Medicinal Uses of Balloon Vine

Balloon vine (Cardiospermum halicacabum) is an herbaceous weak plant that belongs to the soapberry family of plants. It bears tiny spreading out white flowers that appear on elongated flower stems measuring anything between 5 cm and 10 cm long. Its leaves are divided into three parts, each having three leaflets which are elongated. The fruit of this plant is filled with air, somewhat triangular and ribbed. Found inside its fruits are three round black seeds, each with a white spot at the base.

Health Benefits of Balloon Vine

Helps Promote Hair Growth

The plant helps promote hair growth and treat itchy scalp and dandruff. For this benefit, we simply need to make our own balloon vine oil. Boil balloon vine plant with sesame oil and then used this as a massage oil before hair wash.

Has Anti-Inflammatory & Antioxidant Properties

This plant possesses powerful antioxidants and anti-inflammatory properties. These effects are mainly attributed to its phenols, glycoside, and flavonols. In addition to this, it also has pain-relieving properties that can help us deal with all kinds of inflammations.

Helps Treat Furunculosis

Furunculosis is a deep infection of the hair follicle leading to abscess formation with the accumulation of pus and necrotic tissue. When it comes to this condition, balloon vine can be used as a medicine. After the onset of illness, the fresh whole grass of the balloon vine can be ground into mud-shape and then add some winter honey to make an ointment. Directly apply this on the affected area once or twice a day for three to five days.

Has Anti-Ulcer Benefits

Balloon vine has mild anti-ulcer effects which are beneficial for those suffering from acidity. Reap this benefit by boiling the leaves of the plant in water and consume as tea.

Potent Remedy Against Diarrhea

Balloon vine contains tannins, flavonoids, alkaloids, sterols, triterpenes and saponin which has been found to possess anti-diarrheal activity. The infusion of the stem and leaves is used against diarrhea and dysentery.

Other Medicinal Uses

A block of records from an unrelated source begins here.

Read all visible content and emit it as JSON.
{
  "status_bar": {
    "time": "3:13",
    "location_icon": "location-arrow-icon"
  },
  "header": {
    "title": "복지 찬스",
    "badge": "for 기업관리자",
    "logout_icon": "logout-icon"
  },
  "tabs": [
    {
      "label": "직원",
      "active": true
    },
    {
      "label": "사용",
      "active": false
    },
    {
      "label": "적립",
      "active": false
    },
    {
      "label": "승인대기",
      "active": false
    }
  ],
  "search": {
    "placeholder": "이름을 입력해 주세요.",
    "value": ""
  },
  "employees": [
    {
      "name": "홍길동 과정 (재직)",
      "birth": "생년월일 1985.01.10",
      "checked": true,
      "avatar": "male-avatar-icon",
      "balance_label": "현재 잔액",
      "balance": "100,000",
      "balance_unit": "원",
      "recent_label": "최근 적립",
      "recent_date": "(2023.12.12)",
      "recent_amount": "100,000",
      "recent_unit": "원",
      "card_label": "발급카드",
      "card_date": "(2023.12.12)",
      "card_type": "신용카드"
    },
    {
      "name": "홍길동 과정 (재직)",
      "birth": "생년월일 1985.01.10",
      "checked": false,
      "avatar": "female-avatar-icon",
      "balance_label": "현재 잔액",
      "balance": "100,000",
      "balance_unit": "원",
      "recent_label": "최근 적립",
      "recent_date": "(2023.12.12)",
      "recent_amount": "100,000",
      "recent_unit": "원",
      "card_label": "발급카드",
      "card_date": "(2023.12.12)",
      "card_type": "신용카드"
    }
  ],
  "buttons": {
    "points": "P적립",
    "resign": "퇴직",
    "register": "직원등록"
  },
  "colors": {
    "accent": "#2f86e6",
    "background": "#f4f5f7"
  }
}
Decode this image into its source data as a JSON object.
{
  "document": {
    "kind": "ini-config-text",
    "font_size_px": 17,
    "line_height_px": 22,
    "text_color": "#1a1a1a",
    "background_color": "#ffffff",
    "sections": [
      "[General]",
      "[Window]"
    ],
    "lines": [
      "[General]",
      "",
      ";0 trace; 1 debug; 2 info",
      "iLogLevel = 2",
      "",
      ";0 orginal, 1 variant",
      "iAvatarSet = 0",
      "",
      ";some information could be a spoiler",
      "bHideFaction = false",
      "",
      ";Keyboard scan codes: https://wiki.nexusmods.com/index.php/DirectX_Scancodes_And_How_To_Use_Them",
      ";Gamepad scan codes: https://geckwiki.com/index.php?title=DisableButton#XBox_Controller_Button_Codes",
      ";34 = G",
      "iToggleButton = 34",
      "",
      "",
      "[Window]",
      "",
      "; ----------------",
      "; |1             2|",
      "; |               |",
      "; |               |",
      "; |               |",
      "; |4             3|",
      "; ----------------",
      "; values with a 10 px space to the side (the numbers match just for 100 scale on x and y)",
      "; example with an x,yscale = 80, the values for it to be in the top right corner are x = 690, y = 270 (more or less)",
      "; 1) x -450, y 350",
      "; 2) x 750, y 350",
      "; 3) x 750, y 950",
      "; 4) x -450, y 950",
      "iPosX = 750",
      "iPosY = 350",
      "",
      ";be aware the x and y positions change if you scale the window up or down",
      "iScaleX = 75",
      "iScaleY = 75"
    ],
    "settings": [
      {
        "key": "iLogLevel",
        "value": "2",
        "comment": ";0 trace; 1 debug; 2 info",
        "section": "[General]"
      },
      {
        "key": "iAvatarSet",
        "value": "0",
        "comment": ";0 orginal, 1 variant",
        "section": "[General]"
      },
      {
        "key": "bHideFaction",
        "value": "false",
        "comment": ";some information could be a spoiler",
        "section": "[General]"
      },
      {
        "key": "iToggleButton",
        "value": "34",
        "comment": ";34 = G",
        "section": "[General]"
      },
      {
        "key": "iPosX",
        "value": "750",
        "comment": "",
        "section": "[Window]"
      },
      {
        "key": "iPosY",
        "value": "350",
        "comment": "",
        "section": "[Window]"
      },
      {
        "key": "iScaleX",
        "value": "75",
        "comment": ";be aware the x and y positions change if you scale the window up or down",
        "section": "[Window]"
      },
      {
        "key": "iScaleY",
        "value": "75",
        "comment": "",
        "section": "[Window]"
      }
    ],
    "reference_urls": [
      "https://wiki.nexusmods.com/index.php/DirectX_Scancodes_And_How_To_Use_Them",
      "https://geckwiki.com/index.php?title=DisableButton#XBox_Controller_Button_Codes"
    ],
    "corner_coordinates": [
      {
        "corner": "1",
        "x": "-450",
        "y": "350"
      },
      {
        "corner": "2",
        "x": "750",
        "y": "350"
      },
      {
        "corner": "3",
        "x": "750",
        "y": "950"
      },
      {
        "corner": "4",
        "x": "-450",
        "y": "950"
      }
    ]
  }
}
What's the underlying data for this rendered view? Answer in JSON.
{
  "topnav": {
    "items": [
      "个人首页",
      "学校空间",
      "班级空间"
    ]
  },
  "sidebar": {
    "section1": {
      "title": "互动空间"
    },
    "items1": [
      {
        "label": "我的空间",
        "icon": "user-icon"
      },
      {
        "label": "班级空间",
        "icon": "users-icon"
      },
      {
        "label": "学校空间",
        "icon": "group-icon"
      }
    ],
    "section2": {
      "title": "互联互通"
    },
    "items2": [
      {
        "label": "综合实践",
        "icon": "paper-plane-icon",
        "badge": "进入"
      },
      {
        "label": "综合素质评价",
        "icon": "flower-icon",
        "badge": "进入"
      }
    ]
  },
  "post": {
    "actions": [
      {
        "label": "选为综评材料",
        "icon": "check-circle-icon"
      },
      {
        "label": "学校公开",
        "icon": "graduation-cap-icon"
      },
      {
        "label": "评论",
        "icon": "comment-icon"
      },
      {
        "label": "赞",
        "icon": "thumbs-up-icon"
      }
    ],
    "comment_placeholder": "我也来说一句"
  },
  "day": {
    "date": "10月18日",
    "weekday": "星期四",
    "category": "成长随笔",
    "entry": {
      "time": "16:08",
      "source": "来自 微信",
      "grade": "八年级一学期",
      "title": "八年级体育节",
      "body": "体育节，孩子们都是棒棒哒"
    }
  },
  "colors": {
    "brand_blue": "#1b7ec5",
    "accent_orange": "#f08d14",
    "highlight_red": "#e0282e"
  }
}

  1. The decoction of the root is used in gonorrhea, deworming and erysipelas or subcutaneous skin disease.
  2. The leaves coated with castor oil are applied to rheumatic joints, swellings, and tumors.
  3. A paste made from its leaves is used for dressing syphilitic sores.
  4. When inhaled, the steam of the decoction of leaves relieves headaches.